Several mechanisms have been proposed to explain the transient seismic emission, i.e. “sunquakes,” from some solar flares. Some theories associate high-energy electrons and/or white-light emission with sunquakes. High-energy charged particles and their subsequent heating of the photosphere and/or chromosphere could induce acoustic waves in the solar interior. We carried out a correlative study of solar flares with emission in hard X-rays, enhanced continuum emission at 6173 Å, and transient seismic emission. We selected those flares observed by the Reuven Ramaty High Energy Solar Spectroscopic Imager (RHESSI) with a considerable flux above 50 keV between 1 January 2010 and 26 June 2014. We then used data from the Helioseismic and Magnetic Imager onboard the Solar Dynamic Observatory to search for excess visible-continuum emission and new sunquakes not previously reported. We found a total of 18 sunquakes out of 75 flares investigated. All of the sunquakes were associated with an enhancement of the visible continuum during the flare. Finally, we calculated a coefficient of correlation for a set of dichotomic variables related to these observations. We found a strong correlation between two of the standard helioseismic detection techniques, and between sunquakes and visible-continuum enhancements. We discuss the phenomenological connectivity between these physical quantities and the observational difficulties of detecting seismic signals and excess continuum radiation.
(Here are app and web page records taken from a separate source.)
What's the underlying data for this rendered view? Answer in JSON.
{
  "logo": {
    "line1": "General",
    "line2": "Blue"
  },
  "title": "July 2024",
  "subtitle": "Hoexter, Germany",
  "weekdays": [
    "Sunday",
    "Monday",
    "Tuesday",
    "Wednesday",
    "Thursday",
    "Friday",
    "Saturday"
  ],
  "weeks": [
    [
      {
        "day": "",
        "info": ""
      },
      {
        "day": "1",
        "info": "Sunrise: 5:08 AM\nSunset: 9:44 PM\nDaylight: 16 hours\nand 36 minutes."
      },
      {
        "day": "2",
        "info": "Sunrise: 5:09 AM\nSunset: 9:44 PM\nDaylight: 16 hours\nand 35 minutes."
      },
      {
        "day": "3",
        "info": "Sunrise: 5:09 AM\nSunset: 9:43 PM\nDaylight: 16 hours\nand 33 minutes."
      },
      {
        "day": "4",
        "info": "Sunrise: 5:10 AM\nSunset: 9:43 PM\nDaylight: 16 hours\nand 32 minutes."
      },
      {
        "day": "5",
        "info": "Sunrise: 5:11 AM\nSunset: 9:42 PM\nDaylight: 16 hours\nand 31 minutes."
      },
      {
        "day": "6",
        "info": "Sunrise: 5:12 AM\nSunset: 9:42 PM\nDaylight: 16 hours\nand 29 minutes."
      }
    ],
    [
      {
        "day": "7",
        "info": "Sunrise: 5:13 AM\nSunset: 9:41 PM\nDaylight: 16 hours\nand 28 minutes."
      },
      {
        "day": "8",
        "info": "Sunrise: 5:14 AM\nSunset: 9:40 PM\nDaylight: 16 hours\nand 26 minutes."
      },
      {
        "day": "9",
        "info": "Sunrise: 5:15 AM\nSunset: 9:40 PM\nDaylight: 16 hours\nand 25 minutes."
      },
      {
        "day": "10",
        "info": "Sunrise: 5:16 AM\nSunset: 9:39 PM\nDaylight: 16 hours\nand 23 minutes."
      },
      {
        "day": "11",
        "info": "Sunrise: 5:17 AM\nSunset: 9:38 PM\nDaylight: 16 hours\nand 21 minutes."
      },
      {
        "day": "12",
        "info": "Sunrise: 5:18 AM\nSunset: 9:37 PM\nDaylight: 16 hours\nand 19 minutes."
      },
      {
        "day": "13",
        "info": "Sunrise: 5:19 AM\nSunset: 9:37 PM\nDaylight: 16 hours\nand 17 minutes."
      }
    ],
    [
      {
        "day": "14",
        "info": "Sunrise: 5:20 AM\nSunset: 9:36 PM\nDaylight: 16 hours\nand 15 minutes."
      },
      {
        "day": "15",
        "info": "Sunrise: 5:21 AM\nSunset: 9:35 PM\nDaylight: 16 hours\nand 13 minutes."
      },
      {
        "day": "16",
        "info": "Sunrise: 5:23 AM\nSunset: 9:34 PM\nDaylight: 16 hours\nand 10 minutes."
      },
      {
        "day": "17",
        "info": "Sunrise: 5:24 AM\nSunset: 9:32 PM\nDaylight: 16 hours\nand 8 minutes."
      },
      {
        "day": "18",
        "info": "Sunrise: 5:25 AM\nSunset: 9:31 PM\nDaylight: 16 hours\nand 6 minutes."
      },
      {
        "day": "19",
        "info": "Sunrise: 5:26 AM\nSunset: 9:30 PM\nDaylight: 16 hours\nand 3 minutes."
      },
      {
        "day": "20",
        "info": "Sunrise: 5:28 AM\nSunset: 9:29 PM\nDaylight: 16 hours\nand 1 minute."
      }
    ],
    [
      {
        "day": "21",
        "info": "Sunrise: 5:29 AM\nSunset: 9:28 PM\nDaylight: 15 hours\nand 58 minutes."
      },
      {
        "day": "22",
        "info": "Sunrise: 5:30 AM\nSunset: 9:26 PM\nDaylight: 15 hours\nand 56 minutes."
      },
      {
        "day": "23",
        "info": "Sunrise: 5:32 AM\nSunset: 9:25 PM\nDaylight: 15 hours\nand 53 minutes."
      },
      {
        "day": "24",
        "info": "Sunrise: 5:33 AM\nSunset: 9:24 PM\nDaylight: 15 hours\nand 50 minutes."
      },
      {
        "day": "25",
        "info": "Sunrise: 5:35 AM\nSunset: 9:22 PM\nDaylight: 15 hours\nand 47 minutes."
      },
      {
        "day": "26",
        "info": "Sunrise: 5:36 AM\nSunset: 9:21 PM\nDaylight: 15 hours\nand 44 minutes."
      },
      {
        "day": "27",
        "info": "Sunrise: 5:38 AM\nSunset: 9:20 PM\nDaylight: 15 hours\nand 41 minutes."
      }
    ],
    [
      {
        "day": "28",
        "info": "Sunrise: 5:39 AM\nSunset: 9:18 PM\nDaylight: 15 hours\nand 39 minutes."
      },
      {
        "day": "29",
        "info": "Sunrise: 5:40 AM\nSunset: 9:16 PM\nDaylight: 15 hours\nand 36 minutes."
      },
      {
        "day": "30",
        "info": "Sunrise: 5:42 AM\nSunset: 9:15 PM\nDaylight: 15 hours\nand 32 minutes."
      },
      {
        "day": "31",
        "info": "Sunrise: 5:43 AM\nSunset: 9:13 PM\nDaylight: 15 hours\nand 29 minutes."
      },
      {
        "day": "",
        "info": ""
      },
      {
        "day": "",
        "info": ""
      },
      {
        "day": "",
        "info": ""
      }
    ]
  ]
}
Bibliographical noteFunding Information:
We thank Sandra M. Buitrago-Casas for her valuable comments during the writing of this article. The Berkeley group was supported by NASA under contract NAS-5-98033 for RHESSI. This article was written based on fruitful discussions at the Leverhulme Flare Seismology Workshop held at the Mullard Space Science Laboratory (MSSL), 9 – 12 September 2013, supported by the Leverhulme project “Probing the Sun Inside and Out”. The authors who attended the workshop thank the Leverhulme hosts for their hospitality during the visit to MSSL. Data are provided by courtesy of NASA/SDO and the HMI science team.
© 2015, Springer Science+Business Media Dordrecht.
- Flares, white-light flares